In a previous life I used to work for a major record label. Every year there would be a company meeting. All the labels would present their new releases to us in a slick video presentation. Band names with press shots would come at us at hundred miles a minute. We would be shown either the new unreleased video or hear studio recordings with lavish press shots.
The music would vary but there was a similar vibe running through each. Searing guitars delivering hook after hook while the vocals soared above it all. Some of them were great, some never stood a chance.
After listening to ‘Ursa Major’, the debut album by Marsicans, I’m reminded of those meetings.
The album opens with ‘Juliet’, after a brief instrumental introduction. ‘Juliet’ erupts from the speakers. Everything is so loud and furious it’s almost off-putting. The band know this is their chance to make that grand rock opening gesture. And make it they do. Massive riffs, shouty choruses and big dumb solos are the order of the day. While there is dizzy glee to it, it also grates with equ
al measure. At times it’s hard to work out how much of this is genuine song writing or naïve posturing. Luckily by the time it finishes, and ‘Sleep Start’ kicks in, Marsicans feels like a different band. They appear to have got it all out of their system. Everything is a bit more measured. Not toned down, but they aren’t as giddy as they were on ‘Juliet’. ‘Someone Else’s Touch’ has pangs of Spiritualized to it.
It’s sombre and heartfelt. The guitars have a delicious mournful quality to them. The vocals drip with pathos and longing. Throughout you expect a huge choir to erupt, but this doesn’t happen. Maybe on the next one. What ‘Someone Else’s Touch’ demonstrates is that Marsicans are capable of writing tender ballads as well as banging sing-along-a-thons. ‘Should’ve Been There’ ends the album on a reflective note, which it benefits from. It allows some breathing room after 46 minutes of pummelling riffs and melodies.

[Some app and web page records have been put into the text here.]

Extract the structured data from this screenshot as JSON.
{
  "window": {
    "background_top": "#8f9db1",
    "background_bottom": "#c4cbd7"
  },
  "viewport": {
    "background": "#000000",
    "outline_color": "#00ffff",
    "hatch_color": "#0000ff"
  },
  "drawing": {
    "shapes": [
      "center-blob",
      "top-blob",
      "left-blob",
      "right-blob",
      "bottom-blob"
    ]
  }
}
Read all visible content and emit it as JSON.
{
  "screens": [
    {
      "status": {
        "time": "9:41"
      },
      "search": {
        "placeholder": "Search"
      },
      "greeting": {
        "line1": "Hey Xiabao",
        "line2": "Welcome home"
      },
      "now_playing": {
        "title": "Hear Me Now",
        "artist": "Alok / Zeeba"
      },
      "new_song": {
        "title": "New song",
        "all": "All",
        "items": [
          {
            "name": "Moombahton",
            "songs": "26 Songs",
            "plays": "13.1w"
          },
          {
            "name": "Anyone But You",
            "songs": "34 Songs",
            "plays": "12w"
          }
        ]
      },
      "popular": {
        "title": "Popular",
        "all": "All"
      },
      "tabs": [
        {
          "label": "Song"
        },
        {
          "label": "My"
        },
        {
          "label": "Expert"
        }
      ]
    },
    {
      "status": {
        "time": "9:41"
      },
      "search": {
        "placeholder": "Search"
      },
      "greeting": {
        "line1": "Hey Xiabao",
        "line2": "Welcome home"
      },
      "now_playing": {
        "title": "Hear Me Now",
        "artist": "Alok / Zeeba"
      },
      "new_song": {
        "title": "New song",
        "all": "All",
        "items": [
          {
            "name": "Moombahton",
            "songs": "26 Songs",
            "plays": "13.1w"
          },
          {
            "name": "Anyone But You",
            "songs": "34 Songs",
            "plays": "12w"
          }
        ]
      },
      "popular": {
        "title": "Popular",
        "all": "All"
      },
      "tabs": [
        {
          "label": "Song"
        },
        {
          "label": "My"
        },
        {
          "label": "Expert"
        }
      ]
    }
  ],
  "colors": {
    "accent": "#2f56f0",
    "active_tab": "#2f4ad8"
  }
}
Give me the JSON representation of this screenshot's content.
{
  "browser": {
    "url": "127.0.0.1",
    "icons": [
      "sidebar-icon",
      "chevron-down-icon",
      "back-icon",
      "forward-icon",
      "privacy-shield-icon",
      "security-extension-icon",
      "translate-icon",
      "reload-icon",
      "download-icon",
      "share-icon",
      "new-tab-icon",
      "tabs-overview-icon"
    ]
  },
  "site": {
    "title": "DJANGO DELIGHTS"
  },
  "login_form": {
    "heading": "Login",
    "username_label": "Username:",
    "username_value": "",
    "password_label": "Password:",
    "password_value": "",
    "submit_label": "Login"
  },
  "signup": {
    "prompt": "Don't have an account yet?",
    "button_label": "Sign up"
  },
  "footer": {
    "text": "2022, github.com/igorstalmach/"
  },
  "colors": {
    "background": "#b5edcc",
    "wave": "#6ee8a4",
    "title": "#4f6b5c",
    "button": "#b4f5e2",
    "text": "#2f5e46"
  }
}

The standout moments on the album are the introduction and the three interludes. Here the band slow things down, get a bit woozy shoegazey and poetic. The interludes also add some nice punctuation to the frenzied guitars. It would be interesting to see if Marsicans could develop these interludes into longform pieces or how they could be utilised live. The answer to this we may never know, but what is evident is the band understand the dynamics, and importance, of changing the pace to give more impact to their songs of love, loss, and redemption.
Whether Marsicans become label fodder or the next big thing remains to be seen. So far, they have delivered a strong debut album which should deserve another. Without the summer festival season, it’s hard to tell the impact ‘Ursa Major’ will have. The songs are catchy without being annoying, or inane, the lyrics feel heartfelt and the energy the band creates works well in a home listening scenario.
‘Ursa Major’ might not be the classic the band hoped for, but it does show a band who are more than a forgettable showreel at a company meeting.
Words: Nick Roseblade
- - -
- - -
Join us on the ad-free creative social network Vero, as we get under the skin of global cultural happenings. Follow Clash Magazine as we skip merrily between clubs, concerts, interviews and photo shoots. Get backstage sneak peeks, exclusive content and access to Clash Live events and a true view into our world as the fun and games unfold.